No end in sight for American imprisoned in Cuba
By Jeff Franks Jeff Franks –
Thu Dec 2, 11:43 am ET HAVANA (Reuters) – A year after security agents took him into custody at the Havana airport, U.S. aid contractor Alan Gross remains behind bars in Cuba, with no resolution in sight for a case that halted a brief thaw in U.S.-Cuba relations.
Gross, 61, is desperate to get home to help his daughter, who is in her twenties and was diagnosed with cancer this summer, but there has been little or no progress reported in what have been at best sketchy talks between Washington and Havana.
U. S. officials say they have requested Gross' release on a number of occasions, but have never received a response or an explanation of the case against him. He is said to have lost 90 pounds and suffers several health problems.
Cuban officials have accused Gross, detained on December 3 last year, of illegally bringing in satellite communications equipment and perhaps spying during what his family has said were five trips to the island in the nine months before his arrest.
His work was funded by a U.S. program promoting political change in Cuba. But Washington has said Gross was merely a do-gooder spreading Internet access to the country's small Jewish community.
Jewish leaders in Cuba publicly deny any knowledge of Gross, but some in the community say they knew him.
Gross, currently being held in a cell at a Havana military hospital, has not been officially charged with a crime and remains under investigation, Cuban Attorney General Dario Delgado told reporters on November 23.
He did not explain the delay, but said "There's no problem. Everything moves ahead as was foreseen ... it's a normal case."
Peter Kahn, Gross' attorney in Washington, disagreed in a statement issued Wednesday.
"Alan's incarceration for a year without clarity of the legal process he will face or its timing is a travesty. It violates every international standard of justice and due process," Kahn said.
"We continue to urge the Cuban authorities to release Alan immediately based on humanitarian grounds, as well as the fact that he has already served one year in prison," he said.
NO NEW INITIATIVES
If the Cubans are holding him in hopes of gaining concessions from the United States, they have not said so publicly. But it is widely believed they would like to trade him for five Cuban agents imprisoned in the United States for spying or perhaps U.S. assurances that the kind of program he worked for will be shut down.
The United States spends millions of dollars every year on programs it says are aimed at promoting democracy in Cuba.
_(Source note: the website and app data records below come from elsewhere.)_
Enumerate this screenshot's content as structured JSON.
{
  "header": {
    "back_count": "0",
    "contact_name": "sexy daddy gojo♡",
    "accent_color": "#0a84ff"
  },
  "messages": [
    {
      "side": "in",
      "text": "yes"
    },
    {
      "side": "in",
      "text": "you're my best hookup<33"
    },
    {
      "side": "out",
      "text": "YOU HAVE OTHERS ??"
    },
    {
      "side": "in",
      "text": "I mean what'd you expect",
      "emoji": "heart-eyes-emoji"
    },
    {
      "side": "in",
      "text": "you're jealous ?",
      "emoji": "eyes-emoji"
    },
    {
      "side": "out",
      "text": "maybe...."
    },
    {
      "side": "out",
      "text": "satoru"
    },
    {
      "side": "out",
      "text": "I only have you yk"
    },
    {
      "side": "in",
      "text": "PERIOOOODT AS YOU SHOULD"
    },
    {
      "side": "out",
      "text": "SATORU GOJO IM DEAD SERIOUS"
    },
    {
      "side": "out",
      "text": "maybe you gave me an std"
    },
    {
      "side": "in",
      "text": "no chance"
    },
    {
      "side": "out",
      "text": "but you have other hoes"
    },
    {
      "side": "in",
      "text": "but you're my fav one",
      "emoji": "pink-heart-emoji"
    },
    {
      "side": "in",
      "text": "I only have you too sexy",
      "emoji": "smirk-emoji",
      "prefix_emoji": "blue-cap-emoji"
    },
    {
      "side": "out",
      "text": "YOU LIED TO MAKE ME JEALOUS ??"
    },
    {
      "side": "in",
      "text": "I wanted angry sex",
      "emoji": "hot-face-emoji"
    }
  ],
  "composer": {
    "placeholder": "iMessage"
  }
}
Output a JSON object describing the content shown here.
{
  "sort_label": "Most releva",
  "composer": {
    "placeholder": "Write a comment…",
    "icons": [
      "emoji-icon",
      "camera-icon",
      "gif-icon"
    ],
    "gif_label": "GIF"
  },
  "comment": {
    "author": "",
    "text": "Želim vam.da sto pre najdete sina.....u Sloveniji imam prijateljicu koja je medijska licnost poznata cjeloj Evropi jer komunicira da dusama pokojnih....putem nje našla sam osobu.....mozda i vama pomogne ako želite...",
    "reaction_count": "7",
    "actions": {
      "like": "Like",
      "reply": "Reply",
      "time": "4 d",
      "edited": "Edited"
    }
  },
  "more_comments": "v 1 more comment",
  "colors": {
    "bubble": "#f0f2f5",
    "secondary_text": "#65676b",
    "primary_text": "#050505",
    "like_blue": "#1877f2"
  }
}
Cuban leaders, however, view them as attempts to subvert the communist-led government installed after a 1959 revolution.
The United States has said it wants Gross freed without conditions and until he is released, will undertake no new initiatives to improve relations with the Caribbean island.
Prior to his arrest, relations had warmed slightly as U.S. President Barack Obama eased the 48-year-old U.S. trade embargo against Cuba and the two countries launched talks on migration and postal service issues.
A major stumbling block to Gross' freedom is that his case is inextricably bound up in the long history of animosity between Cuban exiles and the government they fled.
Politically powerful Cuban-American leaders oppose concessions of almost any kind to President Raul Castro and his older brother, Fidel Castro, who led the revolution and then ran Cuba for 49 years before stepping down in 2008.
When rumors of a possible swap involving Gross and the five agents surfaced this summer, five Cuban-American members of Congress fired off a letter to Obama urging him to drop the idea. The government later said a swap was not being considered.
Similarly, they opposed a widely leaked administration plan to ease U.S. restrictions on travel to Cuba, which was seen as a gesture to the Cuban government that might help Gross.
"This is not the time to ease pressure on the Castro regime," said U.S. Senator Frank Menendez, a Democrat from New Jersey.
The plan was never announced and its fate is unknown.
The lack of action on Gross' behalf has exasperated those who support a change in U.S.-Cuba policy and who expected more of Obama.
They accuse him of caving in to Cuban-American pressure for political reasons, at Gross' expense.
"Alan and the others are foot-soldier casualties of an anachronistic war based on the loss and anger of exiles," said John McAuliff of the New York-based Fund for Reconciliation and Development, which works to foster better U.S.-Cuba relations.
Gross's wife Judy also has complained about Obama's inaction and wrote a letter to Raul Castro expressing her and her husband's remorse for his work in Cuba.
In a recent op-ed piece in the Miami Herald, she called on Obama and Castro to "change the tide of bilateral relations."
"Do not make Alan's case an excuse to fall further apart but rather an example of a new era in U.S.-Cuba relations," she wrote.
(Editing by Jane Sutton and Paul Simao)
Los Angeles, California
"Cuba - Un Paraíso bajo el bloqueo"